> _Work task_
When the word "structure" appears in a line of the data below, list that line.

Entries taken from a collection:
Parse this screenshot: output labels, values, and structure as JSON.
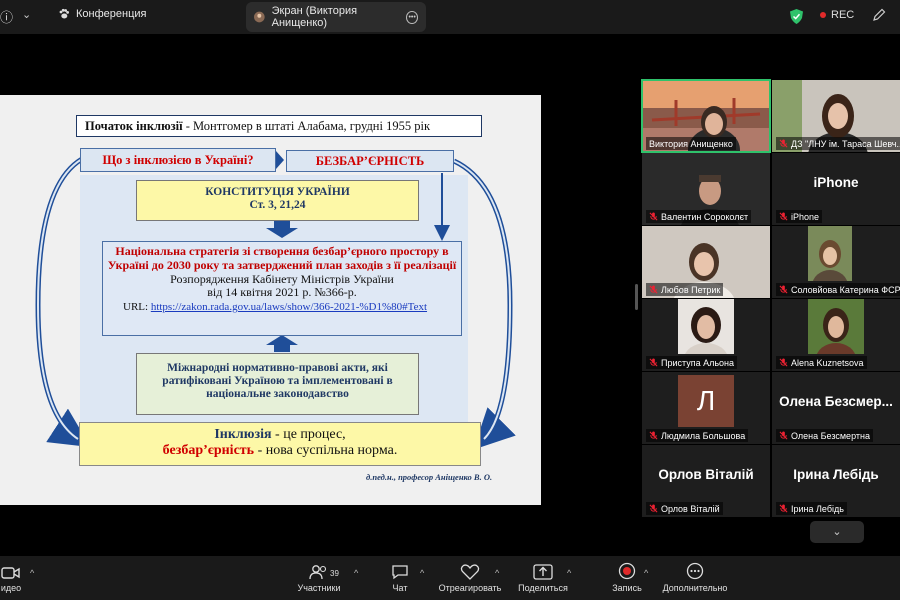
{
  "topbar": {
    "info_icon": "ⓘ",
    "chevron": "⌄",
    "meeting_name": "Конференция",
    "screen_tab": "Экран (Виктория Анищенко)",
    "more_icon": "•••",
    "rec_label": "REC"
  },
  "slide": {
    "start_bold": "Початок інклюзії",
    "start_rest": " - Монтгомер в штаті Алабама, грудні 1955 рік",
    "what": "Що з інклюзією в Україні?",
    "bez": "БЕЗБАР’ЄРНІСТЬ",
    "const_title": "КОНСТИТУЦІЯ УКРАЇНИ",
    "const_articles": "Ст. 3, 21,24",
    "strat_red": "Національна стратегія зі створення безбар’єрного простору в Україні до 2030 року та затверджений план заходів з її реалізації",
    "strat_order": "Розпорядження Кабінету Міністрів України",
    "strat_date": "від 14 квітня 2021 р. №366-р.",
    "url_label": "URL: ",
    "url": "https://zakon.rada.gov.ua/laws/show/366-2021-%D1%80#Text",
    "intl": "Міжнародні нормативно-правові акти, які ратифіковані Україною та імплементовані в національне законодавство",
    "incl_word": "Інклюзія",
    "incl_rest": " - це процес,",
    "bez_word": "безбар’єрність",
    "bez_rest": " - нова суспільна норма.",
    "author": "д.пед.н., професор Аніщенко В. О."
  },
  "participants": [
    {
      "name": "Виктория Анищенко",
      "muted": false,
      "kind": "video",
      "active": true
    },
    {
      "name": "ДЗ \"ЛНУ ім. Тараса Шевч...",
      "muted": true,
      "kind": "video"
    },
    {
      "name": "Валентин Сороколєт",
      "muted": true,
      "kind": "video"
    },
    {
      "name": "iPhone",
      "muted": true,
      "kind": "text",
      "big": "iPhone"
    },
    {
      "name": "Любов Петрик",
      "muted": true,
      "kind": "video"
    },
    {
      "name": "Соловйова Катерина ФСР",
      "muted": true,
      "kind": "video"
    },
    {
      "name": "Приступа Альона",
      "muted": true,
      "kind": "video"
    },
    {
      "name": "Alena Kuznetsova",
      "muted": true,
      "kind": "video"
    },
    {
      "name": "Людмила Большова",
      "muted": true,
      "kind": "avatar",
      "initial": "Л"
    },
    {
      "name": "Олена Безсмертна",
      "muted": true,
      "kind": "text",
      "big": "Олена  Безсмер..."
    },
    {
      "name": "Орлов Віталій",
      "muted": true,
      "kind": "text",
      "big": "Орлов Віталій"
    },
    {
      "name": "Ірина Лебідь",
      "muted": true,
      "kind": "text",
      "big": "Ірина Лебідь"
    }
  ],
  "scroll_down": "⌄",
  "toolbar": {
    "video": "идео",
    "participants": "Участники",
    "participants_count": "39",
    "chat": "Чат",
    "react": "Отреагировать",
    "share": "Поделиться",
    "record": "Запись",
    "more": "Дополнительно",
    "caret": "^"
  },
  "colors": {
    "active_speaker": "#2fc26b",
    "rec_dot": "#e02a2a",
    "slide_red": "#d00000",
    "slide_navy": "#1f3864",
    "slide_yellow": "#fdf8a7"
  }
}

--

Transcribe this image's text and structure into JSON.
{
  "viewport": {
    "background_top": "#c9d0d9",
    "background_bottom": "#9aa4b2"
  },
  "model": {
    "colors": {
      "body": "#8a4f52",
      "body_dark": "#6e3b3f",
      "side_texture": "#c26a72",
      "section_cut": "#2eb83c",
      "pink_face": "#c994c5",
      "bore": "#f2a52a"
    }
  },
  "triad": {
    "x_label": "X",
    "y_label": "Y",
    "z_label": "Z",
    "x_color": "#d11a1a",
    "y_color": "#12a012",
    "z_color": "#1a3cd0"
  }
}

> _Your solution_
Parse this screenshot: output labels, values, and structure as JSON.
Transcribe this image's text and structure into JSON.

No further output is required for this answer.